··· Extracted information ···

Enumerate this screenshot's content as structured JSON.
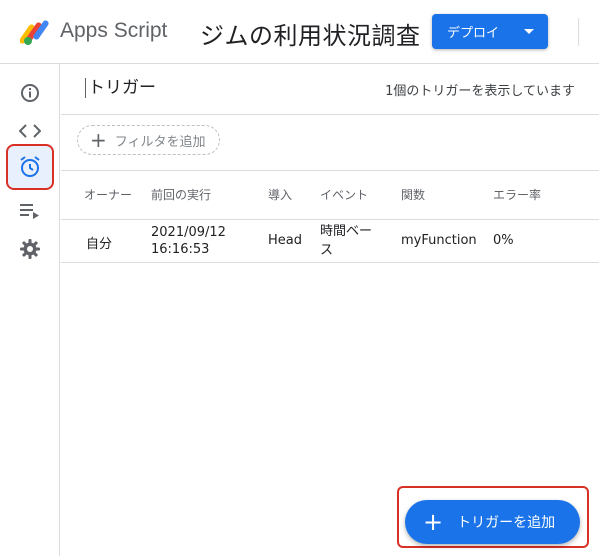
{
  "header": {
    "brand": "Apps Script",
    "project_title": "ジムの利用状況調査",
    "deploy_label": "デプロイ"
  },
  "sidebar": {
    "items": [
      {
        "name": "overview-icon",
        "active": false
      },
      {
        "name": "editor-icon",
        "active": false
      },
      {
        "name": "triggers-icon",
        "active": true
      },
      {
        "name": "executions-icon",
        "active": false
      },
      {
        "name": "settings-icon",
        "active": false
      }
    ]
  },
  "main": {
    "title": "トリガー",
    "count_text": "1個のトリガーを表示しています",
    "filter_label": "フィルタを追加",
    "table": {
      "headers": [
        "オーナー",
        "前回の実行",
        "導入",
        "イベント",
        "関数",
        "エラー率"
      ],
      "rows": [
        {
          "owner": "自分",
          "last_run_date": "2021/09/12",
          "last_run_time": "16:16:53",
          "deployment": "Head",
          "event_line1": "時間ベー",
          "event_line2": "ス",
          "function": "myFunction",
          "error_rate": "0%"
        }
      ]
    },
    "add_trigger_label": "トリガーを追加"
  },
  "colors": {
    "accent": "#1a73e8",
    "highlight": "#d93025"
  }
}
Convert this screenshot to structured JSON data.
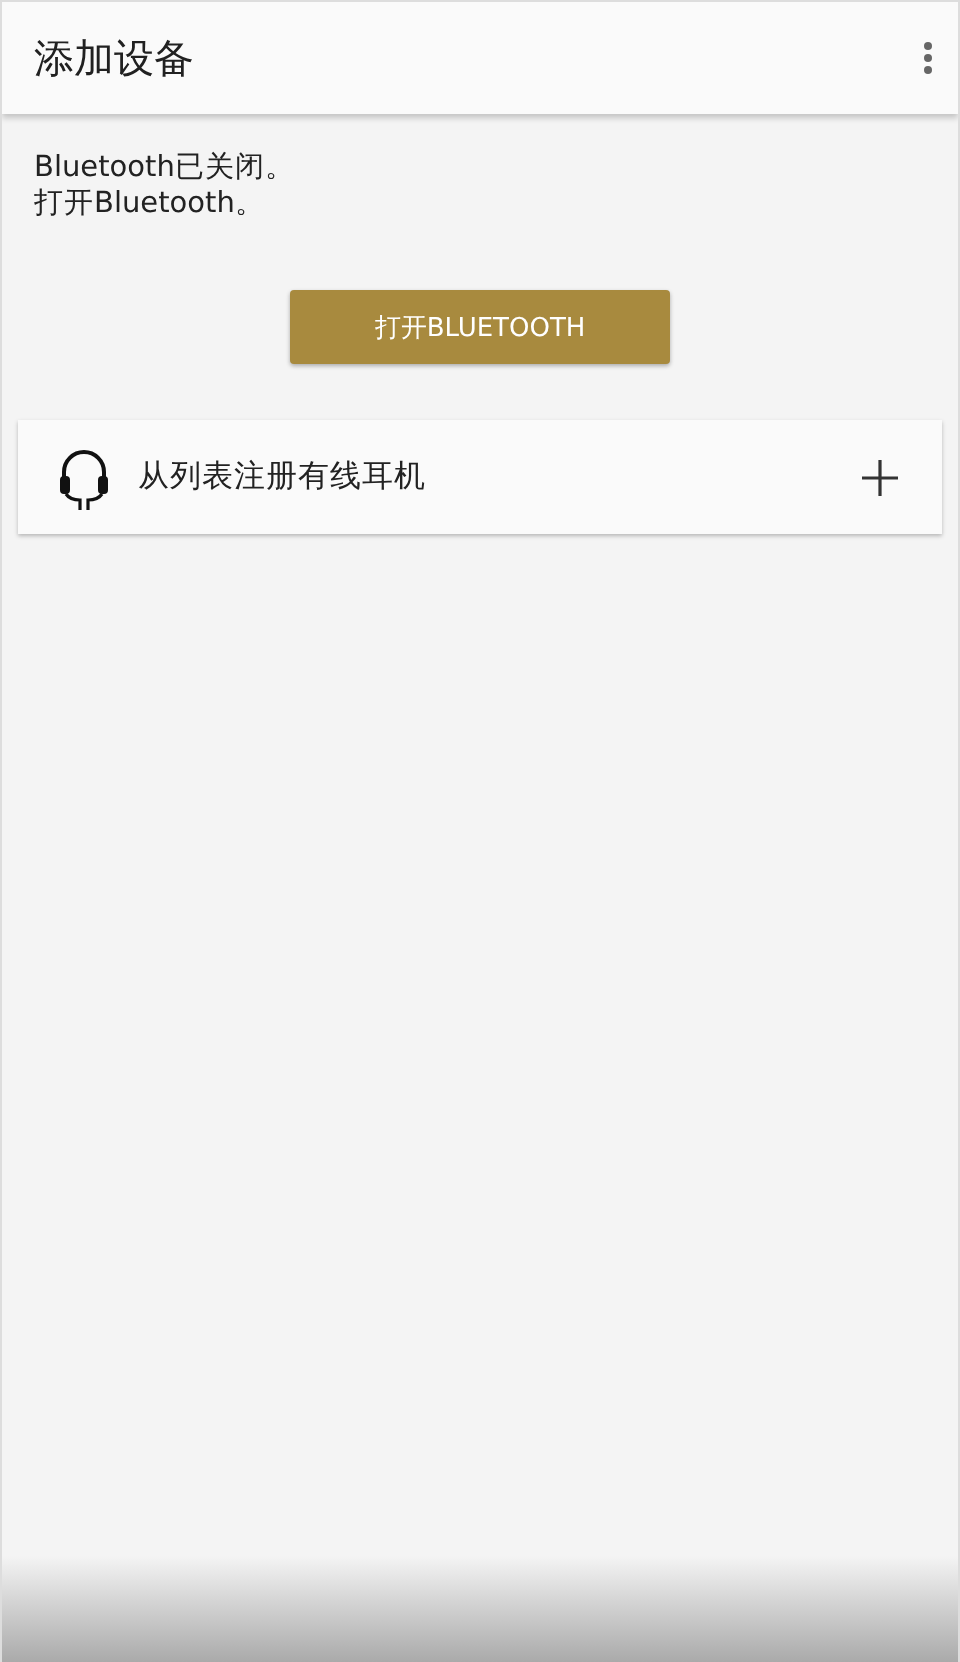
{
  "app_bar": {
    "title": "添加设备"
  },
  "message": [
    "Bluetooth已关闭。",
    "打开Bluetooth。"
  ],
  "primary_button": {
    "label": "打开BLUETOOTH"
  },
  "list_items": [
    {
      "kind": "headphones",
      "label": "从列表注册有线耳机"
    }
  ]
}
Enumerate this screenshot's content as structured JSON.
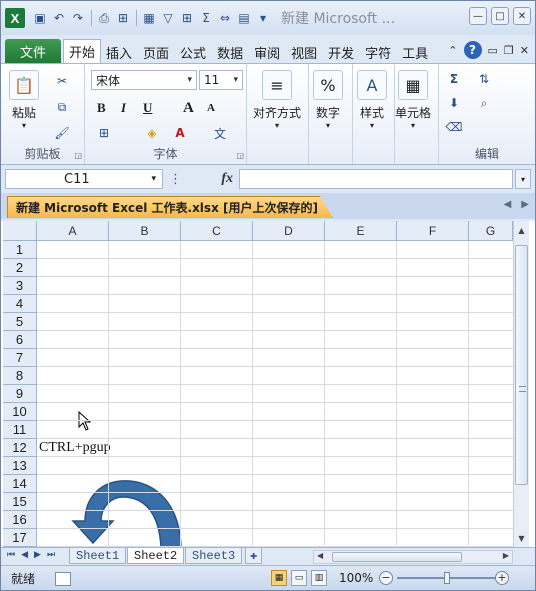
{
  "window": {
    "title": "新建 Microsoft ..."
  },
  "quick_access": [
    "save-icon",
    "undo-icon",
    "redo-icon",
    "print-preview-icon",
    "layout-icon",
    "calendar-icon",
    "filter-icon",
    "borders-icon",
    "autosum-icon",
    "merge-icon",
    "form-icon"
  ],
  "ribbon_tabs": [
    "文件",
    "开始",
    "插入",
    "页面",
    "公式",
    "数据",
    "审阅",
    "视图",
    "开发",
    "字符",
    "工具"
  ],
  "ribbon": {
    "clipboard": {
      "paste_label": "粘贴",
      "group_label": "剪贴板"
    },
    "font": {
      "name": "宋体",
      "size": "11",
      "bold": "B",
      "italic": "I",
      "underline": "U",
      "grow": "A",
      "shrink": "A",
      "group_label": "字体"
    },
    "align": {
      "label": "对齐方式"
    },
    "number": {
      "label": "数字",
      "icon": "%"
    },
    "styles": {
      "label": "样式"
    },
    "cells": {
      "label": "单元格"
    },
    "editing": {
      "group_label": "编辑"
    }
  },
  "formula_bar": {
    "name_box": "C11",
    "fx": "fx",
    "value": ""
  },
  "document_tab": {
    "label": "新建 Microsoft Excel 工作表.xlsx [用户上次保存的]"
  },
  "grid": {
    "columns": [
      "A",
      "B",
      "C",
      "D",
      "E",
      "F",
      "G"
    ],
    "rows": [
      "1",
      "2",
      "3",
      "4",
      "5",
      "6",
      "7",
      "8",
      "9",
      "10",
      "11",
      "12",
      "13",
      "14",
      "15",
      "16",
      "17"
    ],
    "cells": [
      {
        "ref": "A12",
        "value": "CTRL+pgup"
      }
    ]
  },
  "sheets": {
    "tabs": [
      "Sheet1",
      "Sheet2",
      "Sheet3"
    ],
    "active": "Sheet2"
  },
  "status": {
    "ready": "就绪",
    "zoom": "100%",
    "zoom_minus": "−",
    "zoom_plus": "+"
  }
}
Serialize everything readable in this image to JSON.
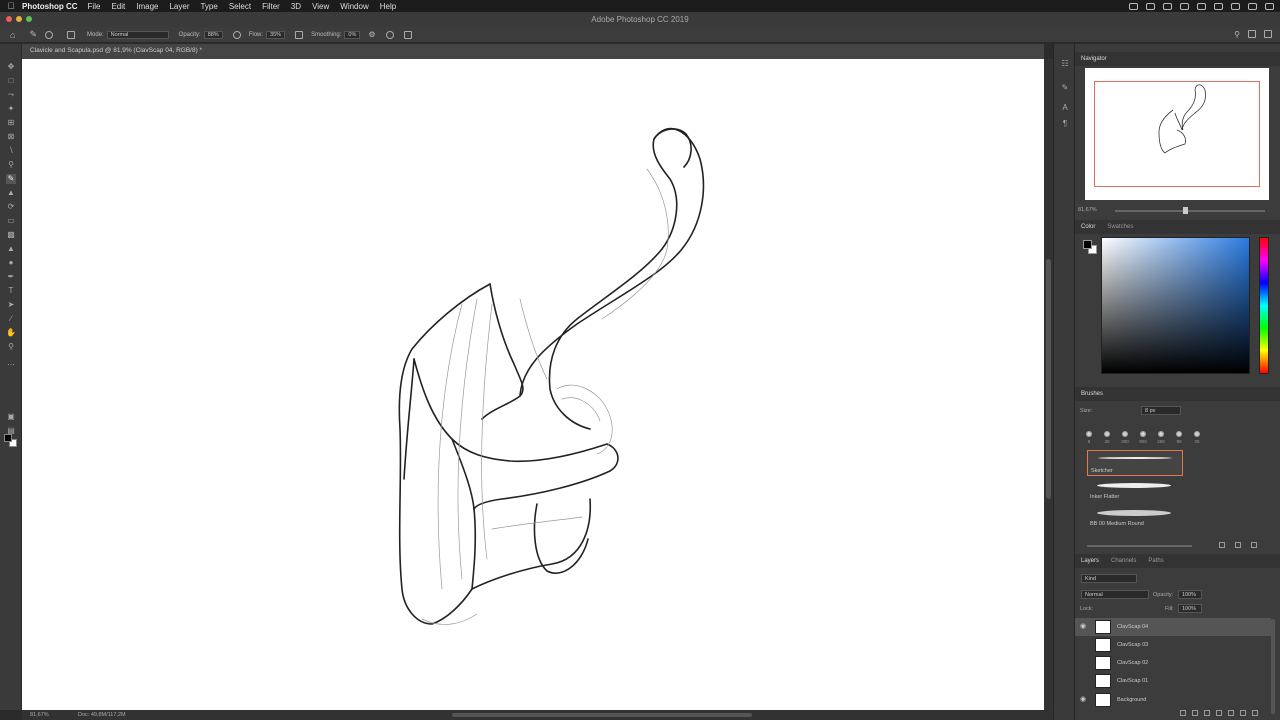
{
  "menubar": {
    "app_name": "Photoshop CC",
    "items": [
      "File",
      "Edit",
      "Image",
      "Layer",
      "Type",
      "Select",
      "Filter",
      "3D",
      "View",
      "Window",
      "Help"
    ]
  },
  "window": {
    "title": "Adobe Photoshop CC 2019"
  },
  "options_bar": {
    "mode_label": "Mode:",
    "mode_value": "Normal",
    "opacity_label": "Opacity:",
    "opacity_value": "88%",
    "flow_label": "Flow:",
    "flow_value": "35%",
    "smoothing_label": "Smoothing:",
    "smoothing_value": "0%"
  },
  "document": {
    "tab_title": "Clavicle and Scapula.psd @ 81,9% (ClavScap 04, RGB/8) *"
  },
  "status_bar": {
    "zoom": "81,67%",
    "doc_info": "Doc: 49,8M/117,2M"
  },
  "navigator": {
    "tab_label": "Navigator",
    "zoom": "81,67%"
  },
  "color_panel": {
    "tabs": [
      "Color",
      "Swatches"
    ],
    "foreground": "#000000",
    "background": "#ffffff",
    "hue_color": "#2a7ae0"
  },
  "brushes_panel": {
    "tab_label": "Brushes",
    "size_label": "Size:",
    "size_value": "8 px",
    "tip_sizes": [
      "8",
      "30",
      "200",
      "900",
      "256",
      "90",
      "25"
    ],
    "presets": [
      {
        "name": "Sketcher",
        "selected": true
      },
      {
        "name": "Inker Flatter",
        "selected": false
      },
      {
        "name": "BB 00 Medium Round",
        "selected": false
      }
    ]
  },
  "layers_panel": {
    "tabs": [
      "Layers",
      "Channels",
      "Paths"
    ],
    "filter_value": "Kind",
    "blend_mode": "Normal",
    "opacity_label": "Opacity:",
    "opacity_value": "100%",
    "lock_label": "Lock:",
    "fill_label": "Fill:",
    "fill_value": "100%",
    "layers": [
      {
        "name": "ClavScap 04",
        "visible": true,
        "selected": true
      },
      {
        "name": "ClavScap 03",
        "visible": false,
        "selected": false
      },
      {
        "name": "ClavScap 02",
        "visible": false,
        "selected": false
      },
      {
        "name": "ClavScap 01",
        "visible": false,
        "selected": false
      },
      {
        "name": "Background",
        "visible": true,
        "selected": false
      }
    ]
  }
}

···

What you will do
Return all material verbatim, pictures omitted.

Answer for this exercise
Enumerate this screenshot's content as structured JSON.
{
  "header": {
    "brand": "Apps Script",
    "project_title": "ジムの利用状況調査",
    "deploy_label": "デプロイ"
  },
  "sidebar": {
    "items": [
      {
        "name": "overview-icon",
        "active": false
      },
      {
        "name": "editor-icon",
        "active": false
      },
      {
        "name": "triggers-icon",
        "active": true
      },
      {
        "name": "executions-icon",
        "active": false
      },
      {
        "name": "settings-icon",
        "active": false
      }
    ]
  },
  "main": {
    "title": "トリガー",
    "count_text": "1個のトリガーを表示しています",
    "filter_label": "フィルタを追加",
    "table": {
      "headers": [
        "オーナー",
        "前回の実行",
        "導入",
        "イベント",
        "関数",
        "エラー率"
      ],
      "rows": [
        {
          "owner": "自分",
          "last_run_date": "2021/09/12",
          "last_run_time": "16:16:53",
          "deployment": "Head",
          "event_line1": "時間ベー",
          "event_line2": "ス",
          "function": "myFunction",
          "error_rate": "0%"
        }
      ]
    },
    "add_trigger_label": "トリガーを追加"
  },
  "colors": {
    "accent": "#1a73e8",
    "highlight": "#d93025"
  }
}
Convert this screenshot to structured JSON data.
{
  "app_bar": {
    "title": "添加设备"
  },
  "message": [
    "Bluetooth已关闭。",
    "打开Bluetooth。"
  ],
  "primary_button": {
    "label": "打开BLUETOOTH"
  },
  "list_items": [
    {
      "kind": "headphones",
      "label": "从列表注册有线耳机"
    }
  ]
}
Enumerate this screenshot's content as structured JSON.
{
  "window": {
    "title": "新建 Microsoft ..."
  },
  "quick_access": [
    "save-icon",
    "undo-icon",
    "redo-icon",
    "print-preview-icon",
    "layout-icon",
    "calendar-icon",
    "filter-icon",
    "borders-icon",
    "autosum-icon",
    "merge-icon",
    "form-icon"
  ],
  "ribbon_tabs": [
    "文件",
    "开始",
    "插入",
    "页面",
    "公式",
    "数据",
    "审阅",
    "视图",
    "开发",
    "字符",
    "工具"
  ],
  "ribbon": {
    "clipboard": {
      "paste_label": "粘贴",
      "group_label": "剪贴板"
    },
    "font": {
      "name": "宋体",
      "size": "11",
      "bold": "B",
      "italic": "I",
      "underline": "U",
      "grow": "A",
      "shrink": "A",
      "group_label": "字体"
    },
    "align": {
      "label": "对齐方式"
    },
    "number": {
      "label": "数字",
      "icon": "%"
    },
    "styles": {
      "label": "样式"
    },
    "cells": {
      "label": "单元格"
    },
    "editing": {
      "group_label": "编辑"
    }
  },
  "formula_bar": {
    "name_box": "C11",
    "fx": "fx",
    "value": ""
  },
  "document_tab": {
    "label": "新建 Microsoft Excel 工作表.xlsx [用户上次保存的]"
  },
  "grid": {
    "columns": [
      "A",
      "B",
      "C",
      "D",
      "E",
      "F",
      "G"
    ],
    "rows": [
      "1",
      "2",
      "3",
      "4",
      "5",
      "6",
      "7",
      "8",
      "9",
      "10",
      "11",
      "12",
      "13",
      "14",
      "15",
      "16",
      "17"
    ],
    "cells": [
      {
        "ref": "A12",
        "value": "CTRL+pgup"
      }
    ]
  },
  "sheets": {
    "tabs": [
      "Sheet1",
      "Sheet2",
      "Sheet3"
    ],
    "active": "Sheet2"
  },
  "status": {
    "ready": "就绪",
    "zoom": "100%",
    "zoom_minus": "−",
    "zoom_plus": "+"
  }
}
Serialize everything readable in this image to JSON.
{
  "menubar": {
    "app_name": "Photoshop CC",
    "items": [
      "File",
      "Edit",
      "Image",
      "Layer",
      "Type",
      "Select",
      "Filter",
      "3D",
      "View",
      "Window",
      "Help"
    ]
  },
  "window": {
    "title": "Adobe Photoshop CC 2019"
  },
  "options_bar": {
    "mode_label": "Mode:",
    "mode_value": "Normal",
    "opacity_label": "Opacity:",
    "opacity_value": "88%",
    "flow_label": "Flow:",
    "flow_value": "35%",
    "smoothing_label": "Smoothing:",
    "smoothing_value": "0%"
  },
  "document": {
    "tab_title": "Clavicle and Scapula.psd @ 81,9% (ClavScap 04, RGB/8) *"
  },
  "status_bar": {
    "zoom": "81,67%",
    "doc_info": "Doc: 49,8M/117,2M"
  },
  "navigator": {
    "tab_label": "Navigator",
    "zoom": "81,67%"
  },
  "color_panel": {
    "tabs": [
      "Color",
      "Swatches"
    ],
    "foreground": "#000000",
    "background": "#ffffff",
    "hue_color": "#2a7ae0"
  },
  "brushes_panel": {
    "tab_label": "Brushes",
    "size_label": "Size:",
    "size_value": "8 px",
    "tip_sizes": [
      "8",
      "30",
      "200",
      "900",
      "256",
      "90",
      "25"
    ],
    "presets": [
      {
        "name": "Sketcher",
        "selected": true
      },
      {
        "name": "Inker Flatter",
        "selected": false
      },
      {
        "name": "BB 00 Medium Round",
        "selected": false
      }
    ]
  },
  "layers_panel": {
    "tabs": [
      "Layers",
      "Channels",
      "Paths"
    ],
    "filter_value": "Kind",
    "blend_mode": "Normal",
    "opacity_label": "Opacity:",
    "opacity_value": "100%",
    "lock_label": "Lock:",
    "fill_label": "Fill:",
    "fill_value": "100%",
    "layers": [
      {
        "name": "ClavScap 04",
        "visible": true,
        "selected": true
      },
      {
        "name": "ClavScap 03",
        "visible": false,
        "selected": false
      },
      {
        "name": "ClavScap 02",
        "visible": false,
        "selected": false
      },
      {
        "name": "ClavScap 01",
        "visible": false,
        "selected": false
      },
      {
        "name": "Background",
        "visible": true,
        "selected": false
      }
    ]
  }
}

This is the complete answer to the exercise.